_Task material_.
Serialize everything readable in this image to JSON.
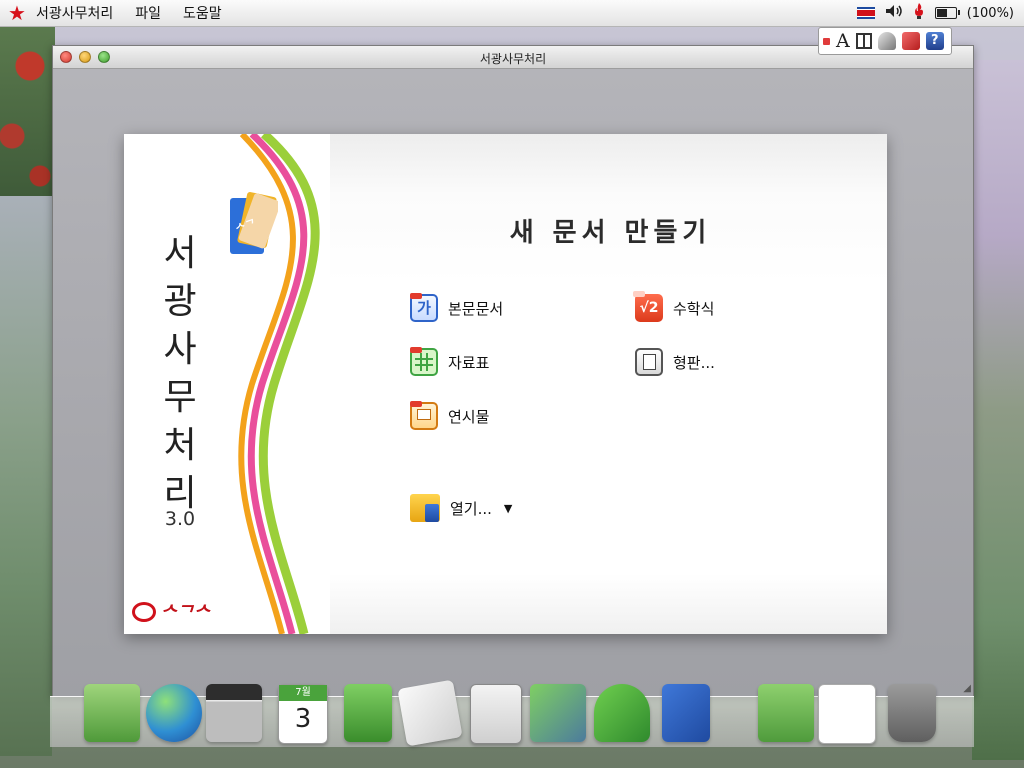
{
  "menubar": {
    "app_name": "서광사무처리",
    "menus": [
      "파일",
      "도움말"
    ],
    "battery_text": "(100%)"
  },
  "window": {
    "title": "서광사무처리"
  },
  "welcome": {
    "brand_chars": [
      "서",
      "광",
      "사",
      "무",
      "처",
      "리"
    ],
    "version": "3.0",
    "heading": "새 문서 만들기",
    "footer_logo_text": "ᄉᄀᄉ",
    "actions": {
      "document": "본문문서",
      "math": "수학식",
      "spreadsheet": "자료표",
      "template": "형판...",
      "presentation": "연시물",
      "open": "열기..."
    },
    "icon_texts": {
      "document": "가",
      "math": "√2"
    }
  },
  "dock": {
    "calendar_month": "7월",
    "calendar_day": "3"
  },
  "icons": {
    "tray": [
      "flag-icon",
      "volume-icon",
      "torch-icon",
      "battery-icon"
    ],
    "ime": [
      "ime-status-icon",
      "font-icon",
      "layout-icon",
      "brush-icon",
      "tool-icon",
      "help-icon"
    ],
    "dock": [
      "notes-icon",
      "globe-icon",
      "video-icon",
      "calendar-icon",
      "contacts-icon",
      "search-icon",
      "calculator-icon",
      "system-tools-icon",
      "info-icon",
      "office-icon",
      "folder-icon",
      "document-icon",
      "trash-icon"
    ]
  },
  "colors": {
    "star": "#d6111b",
    "brand_red": "#c21119"
  }
}
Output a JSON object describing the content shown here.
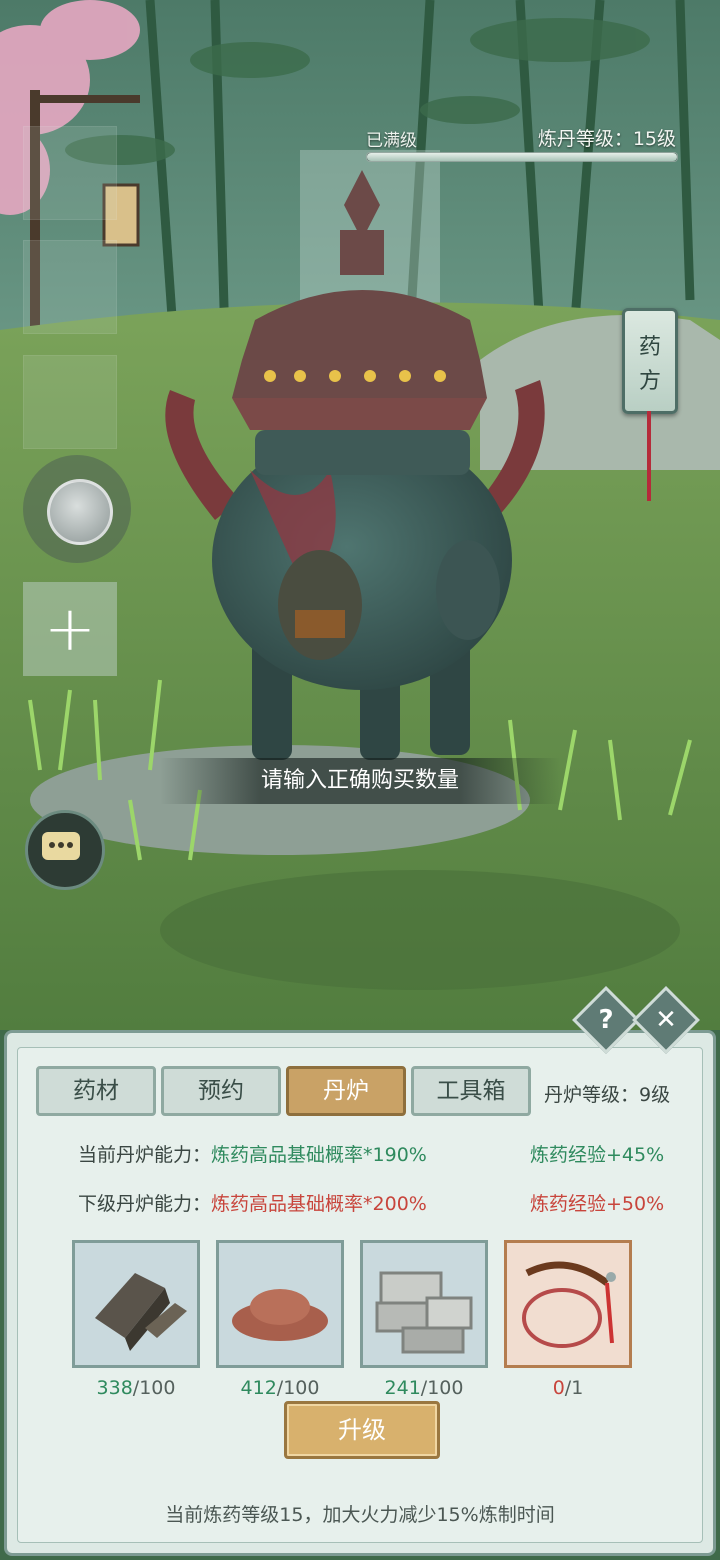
{
  "hud": {
    "level_status": "已满级",
    "alchemy_level": "炼丹等级：15级",
    "progress": 1.0,
    "recipe_tag": [
      "药",
      "方"
    ],
    "add_label": "+",
    "toast": "请输入正确购买数量"
  },
  "panel": {
    "help_label": "?",
    "close_label": "✕",
    "tabs": [
      "药材",
      "预约",
      "丹炉",
      "工具箱"
    ],
    "active_tab": "丹炉",
    "furnace_level": "丹炉等级：9级",
    "current": {
      "label": "当前丹炉能力：",
      "rate": "炼药高品基础概率*190%",
      "exp": "炼药经验+45%"
    },
    "next": {
      "label": "下级丹炉能力：",
      "rate": "炼药高品基础概率*200%",
      "exp": "炼药经验+50%"
    },
    "materials": [
      {
        "icon": "iron-ingot-icon",
        "have": "338",
        "need": "/100"
      },
      {
        "icon": "red-soil-icon",
        "have": "412",
        "need": "/100"
      },
      {
        "icon": "stone-brick-icon",
        "have": "241",
        "need": "/100"
      },
      {
        "icon": "whip-icon",
        "have": "0",
        "need": "/1"
      }
    ],
    "upgrade_label": "升级",
    "footer": "当前炼药等级15，加大火力减少15%炼制时间"
  },
  "colors": {
    "good": "#2f8a5e",
    "bad": "#c8453c",
    "accent": "#c9a266"
  }
}
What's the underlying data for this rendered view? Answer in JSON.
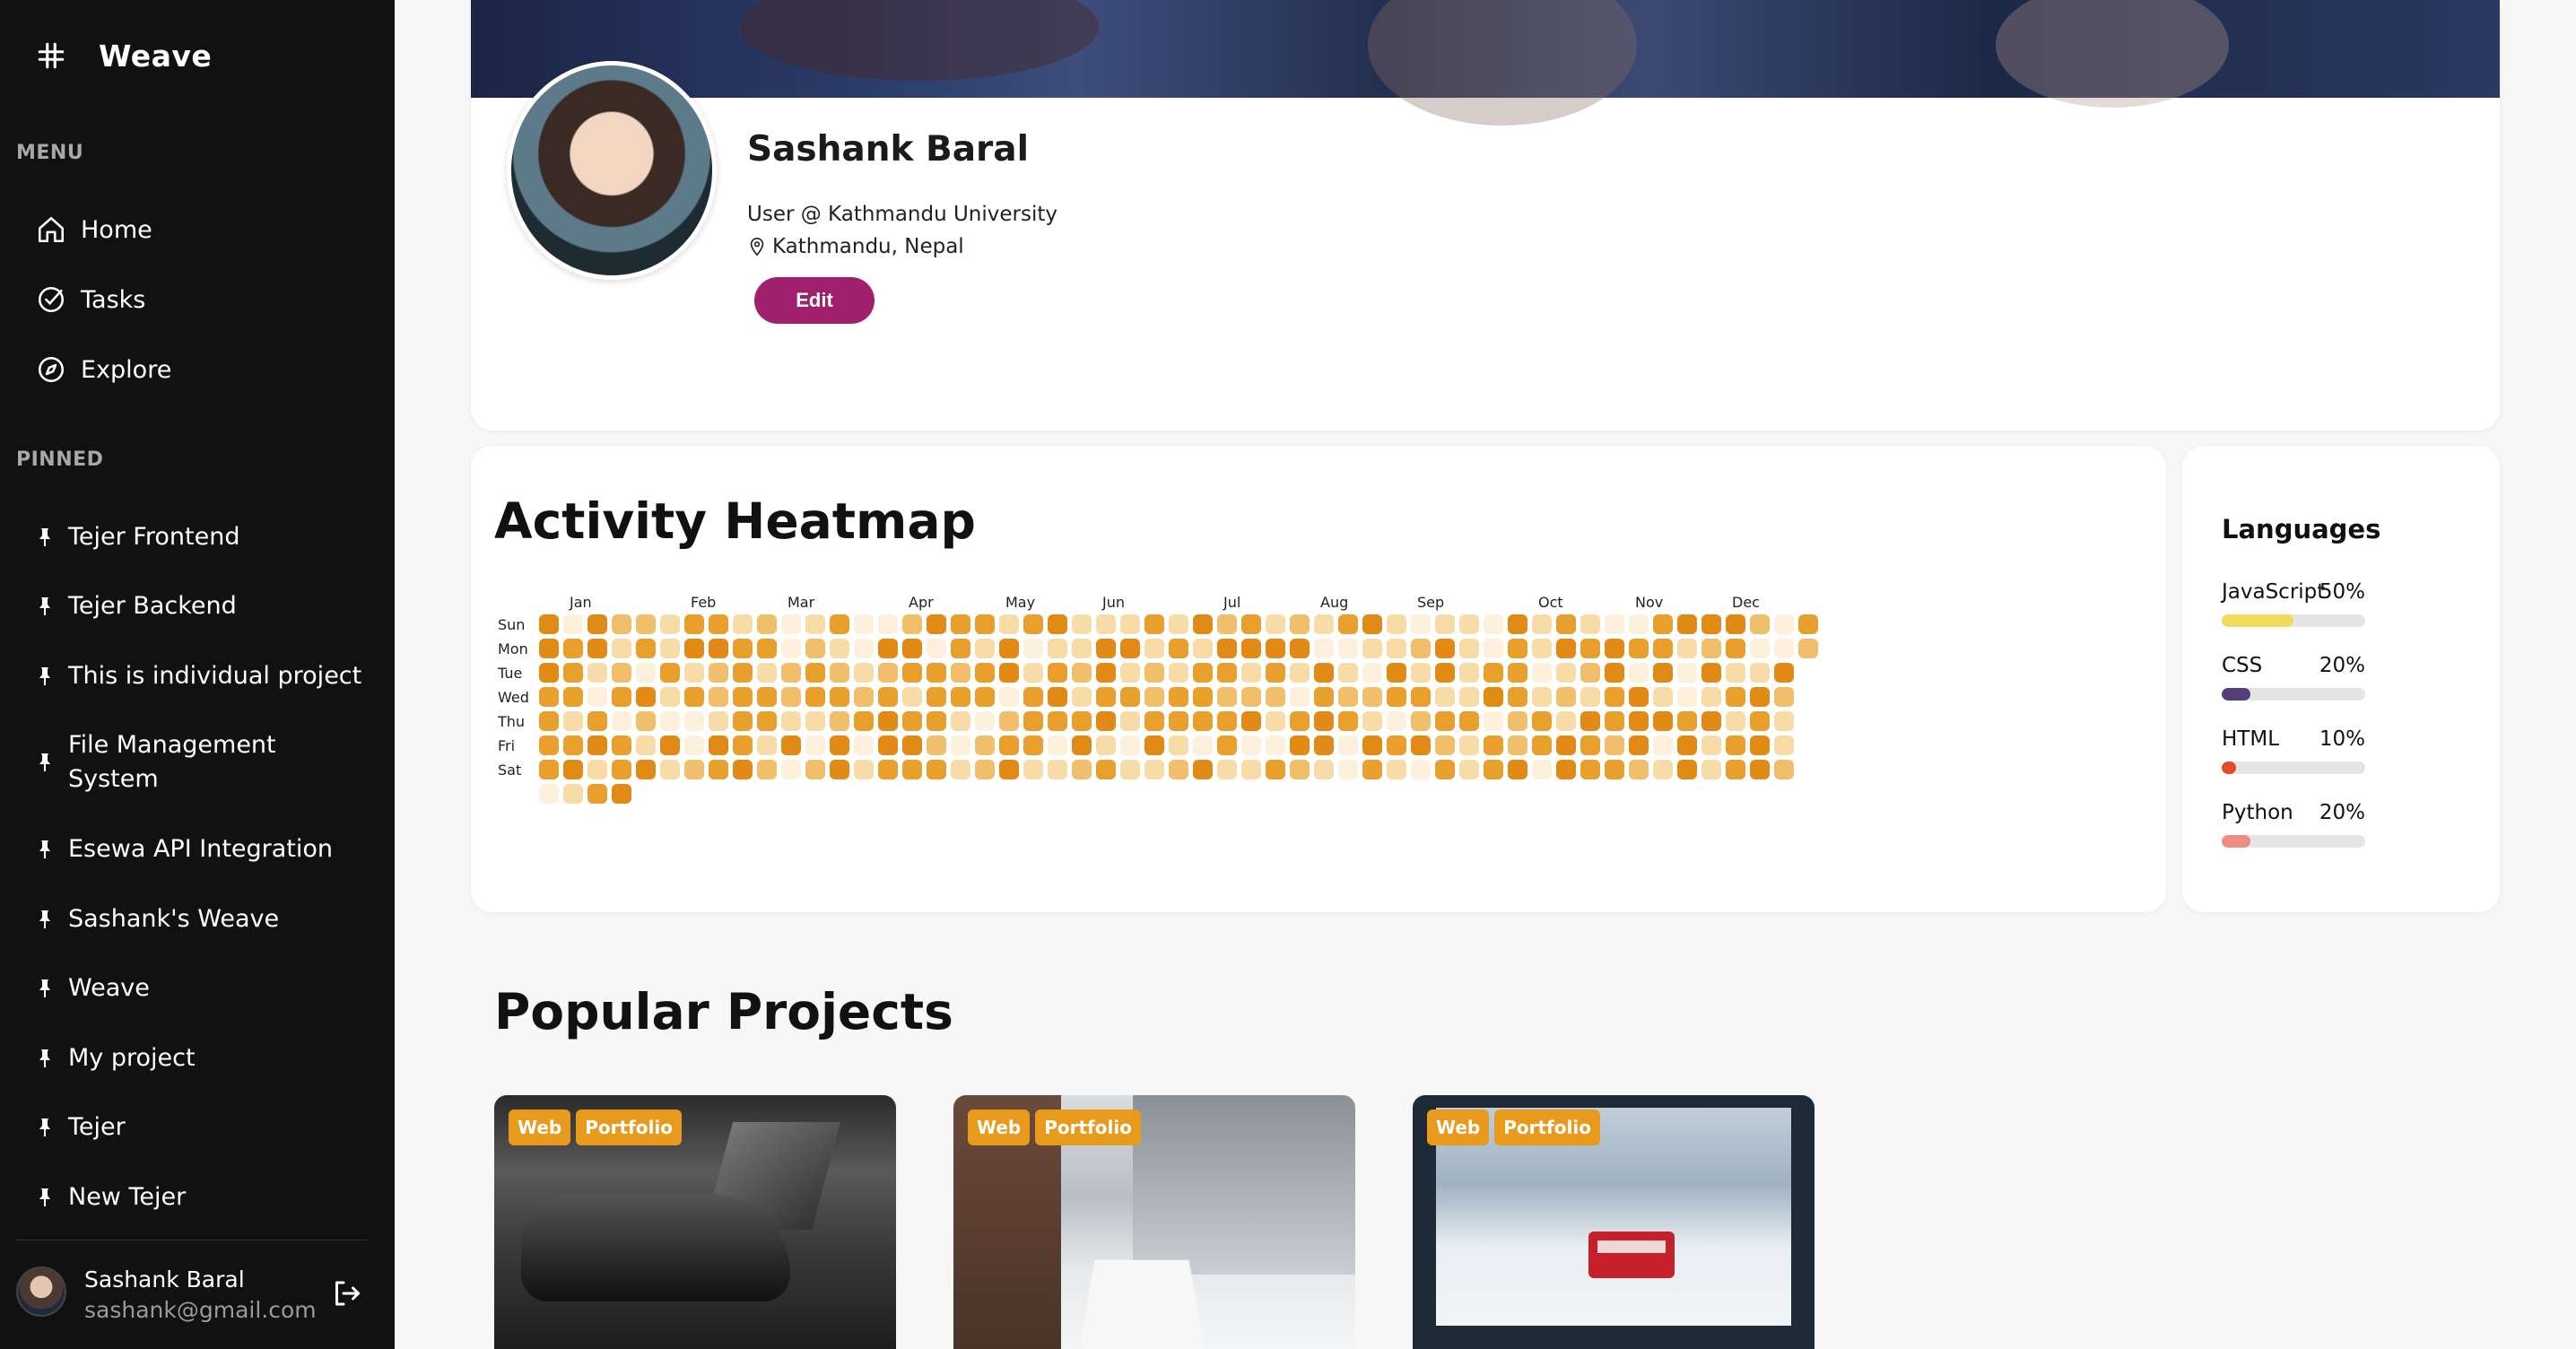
{
  "app": {
    "name": "Weave"
  },
  "sidebar": {
    "menu_label": "MENU",
    "menu": [
      {
        "label": "Home",
        "icon": "home-icon"
      },
      {
        "label": "Tasks",
        "icon": "check-circle-icon"
      },
      {
        "label": "Explore",
        "icon": "compass-icon"
      }
    ],
    "pinned_label": "PINNED",
    "pinned": [
      {
        "label": "Tejer Frontend"
      },
      {
        "label": "Tejer Backend"
      },
      {
        "label": "This is individual project"
      },
      {
        "label": "File Management System"
      },
      {
        "label": "Esewa API Integration"
      },
      {
        "label": "Sashank's Weave"
      },
      {
        "label": "Weave"
      },
      {
        "label": "My project"
      },
      {
        "label": "Tejer"
      },
      {
        "label": "New Tejer"
      }
    ],
    "user": {
      "name": "Sashank Baral",
      "email": "sashank@gmail.com"
    }
  },
  "profile": {
    "name": "Sashank Baral",
    "role": "User @ Kathmandu University",
    "location": "Kathmandu, Nepal",
    "edit_label": "Edit"
  },
  "heatmap": {
    "title": "Activity Heatmap",
    "months": [
      "Jan",
      "Feb",
      "Mar",
      "Apr",
      "May",
      "Jun",
      "Jul",
      "Aug",
      "Sep",
      "Oct",
      "Nov",
      "Dec"
    ],
    "days": [
      "Sun",
      "Mon",
      "Tue",
      "Wed",
      "Thu",
      "Fri",
      "Sat"
    ],
    "colors": [
      "#fdf1de",
      "#f8dca8",
      "#f1bf6c",
      "#e89f2c",
      "#e28a16"
    ]
  },
  "languages": {
    "title": "Languages",
    "items": [
      {
        "name": "JavaScript",
        "percent_label": "50%",
        "value": 0.5,
        "color": "#f0dc5a"
      },
      {
        "name": "CSS",
        "percent_label": "20%",
        "value": 0.2,
        "color": "#563d7c"
      },
      {
        "name": "HTML",
        "percent_label": "10%",
        "value": 0.1,
        "color": "#e34c26"
      },
      {
        "name": "Python",
        "percent_label": "20%",
        "value": 0.2,
        "color": "#ee8c84"
      }
    ]
  },
  "projects": {
    "title": "Popular Projects",
    "items": [
      {
        "tags": [
          "Web",
          "Portfolio"
        ]
      },
      {
        "tags": [
          "Web",
          "Portfolio"
        ]
      },
      {
        "tags": [
          "Web",
          "Portfolio"
        ]
      }
    ]
  }
}
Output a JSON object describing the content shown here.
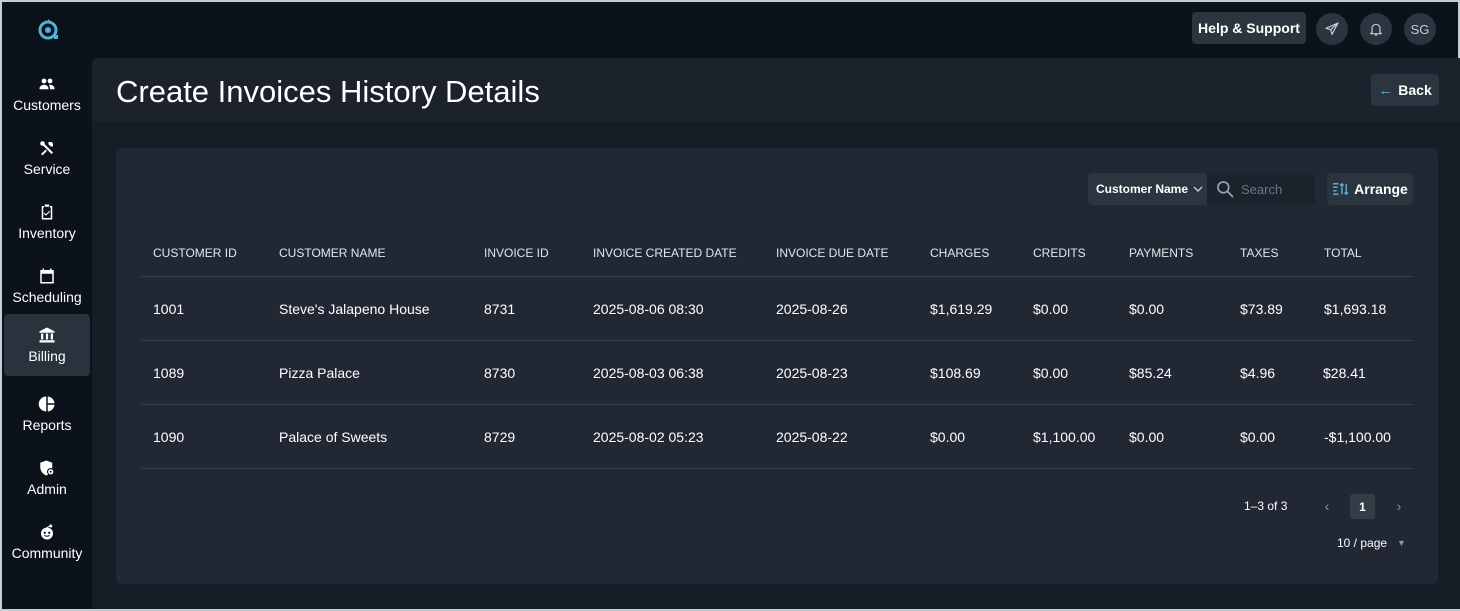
{
  "sidebar": {
    "logo_icon": "app-logo-icon",
    "items": [
      {
        "label": "Customers",
        "icon": "users-icon"
      },
      {
        "label": "Service",
        "icon": "tools-icon"
      },
      {
        "label": "Inventory",
        "icon": "clipboard-check-icon"
      },
      {
        "label": "Scheduling",
        "icon": "calendar-icon"
      },
      {
        "label": "Billing",
        "icon": "bank-icon",
        "active": true
      },
      {
        "label": "Reports",
        "icon": "pie-chart-icon"
      },
      {
        "label": "Admin",
        "icon": "shield-gear-icon"
      },
      {
        "label": "Community",
        "icon": "community-icon"
      }
    ]
  },
  "topbar": {
    "help_label": "Help & Support",
    "send_icon": "paper-plane-icon",
    "bell_icon": "bell-icon",
    "avatar_initials": "SG"
  },
  "header": {
    "title": "Create Invoices History Details",
    "back_label": "Back"
  },
  "toolbar": {
    "filter_label": "Customer Name",
    "search_placeholder": "Search",
    "arrange_label": "Arrange"
  },
  "table": {
    "columns": [
      "CUSTOMER ID",
      "CUSTOMER NAME",
      "INVOICE ID",
      "INVOICE CREATED DATE",
      "INVOICE DUE DATE",
      "CHARGES",
      "CREDITS",
      "PAYMENTS",
      "TAXES",
      "TOTAL"
    ],
    "rows": [
      [
        "1001",
        "Steve's Jalapeno House",
        "8731",
        "2025-08-06 08:30",
        "2025-08-26",
        "$1,619.29",
        "$0.00",
        "$0.00",
        "$73.89",
        "$1,693.18"
      ],
      [
        "1089",
        "Pizza Palace",
        "8730",
        "2025-08-03 06:38",
        "2025-08-23",
        "$108.69",
        "$0.00",
        "$85.24",
        "$4.96",
        "$28.41"
      ],
      [
        "1090",
        "Palace of Sweets",
        "8729",
        "2025-08-02 05:23",
        "2025-08-22",
        "$0.00",
        "$1,100.00",
        "$0.00",
        "$0.00",
        "-$1,100.00"
      ]
    ]
  },
  "pagination": {
    "range_text": "1–3 of 3",
    "current_page": "1",
    "page_size": "10 / page"
  },
  "colors": {
    "accent": "#4fb3d9",
    "background": "#0c1219",
    "panel": "#212833"
  }
}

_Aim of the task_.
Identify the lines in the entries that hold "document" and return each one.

_Response area_.
      "document": "본문문서",
      "document": "가",
      "document-icon",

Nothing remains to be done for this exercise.